Except for a brief time in the mid-1950s, Soviet Jews were not allowed to practice their religion and faced pervasive anti-Semitism. During the Cold War, especially after Israel emerged as a Western ally and the specter of Zionism raised fears of internal destabilization, Soviet Jews were presumed to be traitors or security risks, and they were treated accordingly. In the 1960s, especially in the period following the 1967 Six-Day War, thousands of Jews, secular as well as religious, requested visas to leave the country.
By so doing, however, Soviet Jews thereby maneuvered themselves even more firmly into the position of outcasts. Some were allowed to leave, but most were refused permission and had to wait for years for exit visas. Entire families had to quit their jobs and were subsequently prosecuted for being "parasites" (a Soviet classification for unemployed persons), and their children were not allowed access to education. Many were arrested, sent to labor camps, or detained for being "insane." Frequently, the reason given for the denial of emigration visas was "state security."
Jews worldwide and sympathetic nations such as the United States and the Netherlands (which had taken over consular matters for Israel during 1967–1991) protested against these violations of basic human rights. Sharansky, especially, became a worldwide symbol of Soviet repression. Despite world pressure and strong support for the refuseniks, during 1960–1989 only 320,000 Jews managed to leave the Soviet Union. Roughly 125,000 of them went to Israel. The number of Soviet émigrés to Israel dwindled in the 1980s, however.
The refuseniks distinguished themselves from dissidents and human rights activists, who rose to prominence after the 1975 Helsinki Final Act. Refuseniks did not advocate changes in the Soviet system but instead pleaded for their right to leave the country. Sometimes refuseniks and dissident groups overlapped. Anatoly and Avital Sharansky belonged both to the refuseniks and to the Moscow Helsinki human rights group.

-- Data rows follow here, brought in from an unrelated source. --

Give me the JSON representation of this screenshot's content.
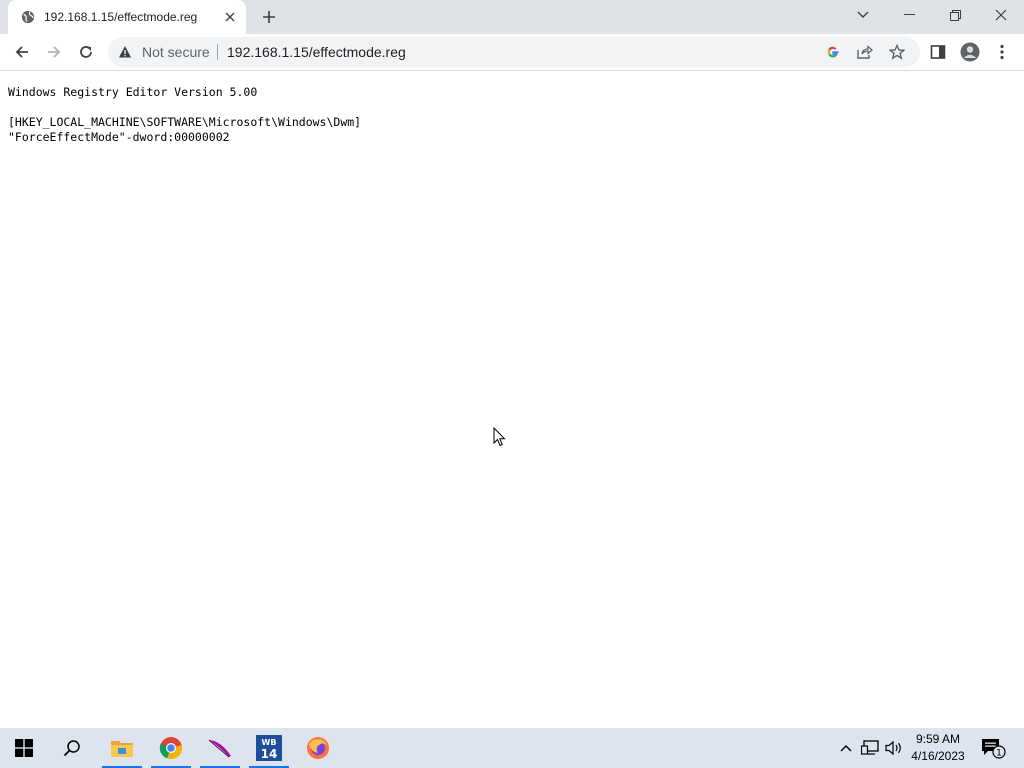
{
  "browser": {
    "tab_title": "192.168.1.15/effectmode.reg",
    "omnibox": {
      "security_label": "Not secure",
      "url": "192.168.1.15/effectmode.reg"
    }
  },
  "page": {
    "lines": [
      "Windows Registry Editor Version 5.00",
      "",
      "[HKEY_LOCAL_MACHINE\\SOFTWARE\\Microsoft\\Windows\\Dwm]",
      "\"ForceEffectMode\"-dword:00000002"
    ]
  },
  "taskbar": {
    "apps": [
      "start",
      "search",
      "file-explorer",
      "chrome",
      "feather-app",
      "wb14-app",
      "firefox"
    ],
    "clock_time": "9:59 AM",
    "clock_date": "4/16/2023",
    "notification_count": "1",
    "wb_label": "WB",
    "wb_number": "14"
  },
  "colors": {
    "tab_strip": "#dee1e6",
    "omnibox": "#f1f3f4",
    "taskbar": "#dde4ee",
    "accent": "#1a73e8"
  }
}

In 1987, Soviet leader Mikhail Gorbachev permitted mass Jewish emigration. This, however, also caused problems. The United States limited the number of immigrants it would accept. Consequently, Israel had to accept an estimated 1 million Soviet Jews. Because Jewish identity in Russia was not determined according to Jewish tradition, anyone who claimed that he or she was a Jew received an identity card indicating Jewish nationality. Some emigrating Soviet Jews thus were actually impostors or criminals who sought to exploit their newfound freedoms. After 1990, Soviet Jewish immigrants continued to pour into Israel at a rate of 1,400 per week. Integrating them into Israeli society and assisting Jews who wanted to remain in Russia therefore became a main focus of the Israeli government.
Beatrice de Graaf
Rubenstein, Joshua. Soviet Dissidents: Their Struggle for Human Rights. Boston: Beacon, 1985.